Many attendees had to clear three checkpoints before entering the American Museum of Natural History; if dissenters were inside, they were not speaking out. Nossel received a standing ovation, and she was among several speakers who emphasized common PEN goals such as opposing book bans and the imprisonment of writers, including Wall Street Journal reporter Evan Gershkovich in Russia. PEN President Jennifer Finney Boylan stated that PEN America was “determined to amplify the voices of all writers at risk — from Israel to Ukraine, from Palestine to Russia, from Florida to Texas.”

Seth Meyers, the evening's host, joked about the “super chill and laid back” moment for PEN. One honoree, Paul Simon, consoled with words and music. Simon, this year's winner of PEN's Literary Service Award, brought an acoustic guitar to the stage, and performed a gentle, even fragile version of his 1973 classic about a generation's strife and exhaustion, “American Tune.”

“There are songs that can inhabit two eras and speak truth to both,” he said, adding that the “mood today is uncomfortably similar to those days.”

Wall Street Journal publisher Almar Latour was presented the Business Visionary Honoree Award and dedicated much of his speech to Gershkovich, saying he was being held in Russia simply for doing his job and noting the hundreds of other journalists in similar peril worldwide. “The grim reality is that there are scores of Evans everywhere,” he said.

Authors at the gala included Candace Bushnell, Jay McInerney and Andrew Solomon, a former PEN president who joined Salman Rushdie, Jennifer Egan and other onetime PEN officials in publishing a letter in April urging “writers to keep faith in the community that we have built together so that PEN America can continue to evolve in ways that serve and elevate the writers as a vital force within society.”

Around 650 were in attendance, roughly 100 less than 2023, according to PEN. Some who came acknowledged ambivalence.

“I won’t say it didn’t occur to me about whether I should go,” said novelist Dinaw Mengestu, a PEN vice president who has been highly critical of the organization. “But I feel it’s important that we can continue to move forward and try and learn and change.”

Protests against PEN have continued, and writers have publicly clashed. On Thursday night, around 20 protestors stood in front of the museum, calling out names of Palestinian civilians killed and chanting “Shame!” as gala attendees arrived. Earlier this month, Author-journalist and PEN board member George Packer condemned what he called the “authoritarian spirit” of PEN critics, alleging in The Atlantic they were pressuring others not to back the organization. Mengestu responded on Instagram by alleging that Packer's essay “perverts and distorts the legitimate and necessary criticisms against PEN” and trivializes the Gaza war.

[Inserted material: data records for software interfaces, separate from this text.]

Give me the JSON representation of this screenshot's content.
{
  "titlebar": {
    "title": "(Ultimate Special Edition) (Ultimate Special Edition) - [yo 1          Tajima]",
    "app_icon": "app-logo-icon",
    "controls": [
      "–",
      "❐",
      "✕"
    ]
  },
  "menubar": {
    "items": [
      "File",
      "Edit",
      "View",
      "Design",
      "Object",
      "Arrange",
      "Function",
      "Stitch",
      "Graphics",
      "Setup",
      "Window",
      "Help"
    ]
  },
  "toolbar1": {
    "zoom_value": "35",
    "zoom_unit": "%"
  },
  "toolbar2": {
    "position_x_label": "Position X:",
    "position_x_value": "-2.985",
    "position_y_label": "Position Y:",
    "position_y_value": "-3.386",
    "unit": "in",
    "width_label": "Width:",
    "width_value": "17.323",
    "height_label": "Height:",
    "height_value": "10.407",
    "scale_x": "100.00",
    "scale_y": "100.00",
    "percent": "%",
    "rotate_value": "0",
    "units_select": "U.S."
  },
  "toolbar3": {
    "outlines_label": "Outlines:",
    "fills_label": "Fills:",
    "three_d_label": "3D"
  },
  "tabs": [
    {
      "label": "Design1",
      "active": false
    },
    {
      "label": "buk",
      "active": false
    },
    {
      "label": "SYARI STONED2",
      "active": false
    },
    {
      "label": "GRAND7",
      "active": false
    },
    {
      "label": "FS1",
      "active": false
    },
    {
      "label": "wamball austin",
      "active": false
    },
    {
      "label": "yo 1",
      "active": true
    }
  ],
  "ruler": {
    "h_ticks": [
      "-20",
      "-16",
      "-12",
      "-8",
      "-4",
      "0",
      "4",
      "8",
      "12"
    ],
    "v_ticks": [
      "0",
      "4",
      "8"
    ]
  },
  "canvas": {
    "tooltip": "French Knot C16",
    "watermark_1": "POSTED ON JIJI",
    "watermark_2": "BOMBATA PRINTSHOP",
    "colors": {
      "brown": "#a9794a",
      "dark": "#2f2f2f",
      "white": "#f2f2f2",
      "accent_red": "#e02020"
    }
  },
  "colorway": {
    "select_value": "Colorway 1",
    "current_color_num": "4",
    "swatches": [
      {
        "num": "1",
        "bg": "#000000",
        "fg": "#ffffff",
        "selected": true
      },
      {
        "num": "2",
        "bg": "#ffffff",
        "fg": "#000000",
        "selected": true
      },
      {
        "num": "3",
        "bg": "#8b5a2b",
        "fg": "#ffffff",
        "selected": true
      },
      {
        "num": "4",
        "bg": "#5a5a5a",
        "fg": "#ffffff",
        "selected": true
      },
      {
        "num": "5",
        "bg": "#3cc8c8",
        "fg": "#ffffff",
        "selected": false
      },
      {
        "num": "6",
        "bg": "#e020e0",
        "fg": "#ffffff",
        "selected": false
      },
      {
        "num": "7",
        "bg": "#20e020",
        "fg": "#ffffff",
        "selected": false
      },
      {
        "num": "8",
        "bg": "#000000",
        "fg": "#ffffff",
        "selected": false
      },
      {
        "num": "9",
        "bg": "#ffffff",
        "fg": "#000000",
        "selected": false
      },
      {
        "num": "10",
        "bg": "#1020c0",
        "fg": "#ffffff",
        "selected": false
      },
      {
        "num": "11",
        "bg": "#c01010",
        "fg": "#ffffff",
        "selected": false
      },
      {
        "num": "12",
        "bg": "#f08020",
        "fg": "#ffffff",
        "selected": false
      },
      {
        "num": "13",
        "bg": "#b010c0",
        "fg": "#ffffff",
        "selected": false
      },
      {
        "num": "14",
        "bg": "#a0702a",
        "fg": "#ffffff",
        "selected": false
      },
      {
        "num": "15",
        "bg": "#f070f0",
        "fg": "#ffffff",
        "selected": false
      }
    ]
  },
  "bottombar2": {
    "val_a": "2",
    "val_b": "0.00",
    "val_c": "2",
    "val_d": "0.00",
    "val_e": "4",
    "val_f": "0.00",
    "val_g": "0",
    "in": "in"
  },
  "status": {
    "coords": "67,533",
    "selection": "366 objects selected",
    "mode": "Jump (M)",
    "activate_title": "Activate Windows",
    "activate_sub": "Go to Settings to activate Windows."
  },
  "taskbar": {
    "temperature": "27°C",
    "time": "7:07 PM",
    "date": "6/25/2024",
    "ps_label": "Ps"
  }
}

Last week more than a dozen writers who withdrew from PEN events held a benefit reading at a church in downtown Manhattan, with proceeds going to We Are Not Numbers, a youth-led Palestinian non-profit in Gaza that advocates for human rights. When the opening speaker, Nancy Kricorian, referred to the PEN cancellations, audience members shouted and clapped. Another speaker, writer-translator and “World Voices” co-founder Esther Allen, criticized PEN for continuing with the fundraising gala while calling off the awards and World Voices.

“The priorities could not be clearer,” she said.

Two honors Thursday night were dedicated to those under siege in the U.S. and abroad.

PEN's Freedom to Write Award, for imprisoned dissidents, was given to journalist Pham Doan Trang of Vietnam. Accepting on her behalf, her friend Quynh-Vi Tran praised Trang as a “symbol of bravery and perseverance, inspiring countless young people to envision and strive for a Vietnam where freedom and human rights are upheld.”

PEN's Courage Award was presented to Georgia election workers Ruby Freeman and her daughter, "Shaye” Moss, both of whom faced violent threats after President Donald Trump falsely accused them of manipulating ballots for the 2020 election.

“I still struggle with fear. It has a way of just rearing its head and interrupting my life. I would love for it to stop, but what I want most is for people to understand the truth that has been buried beneath so many lies,” Moss said.

“But here tonight, with all of you, I’m filled with hope again.”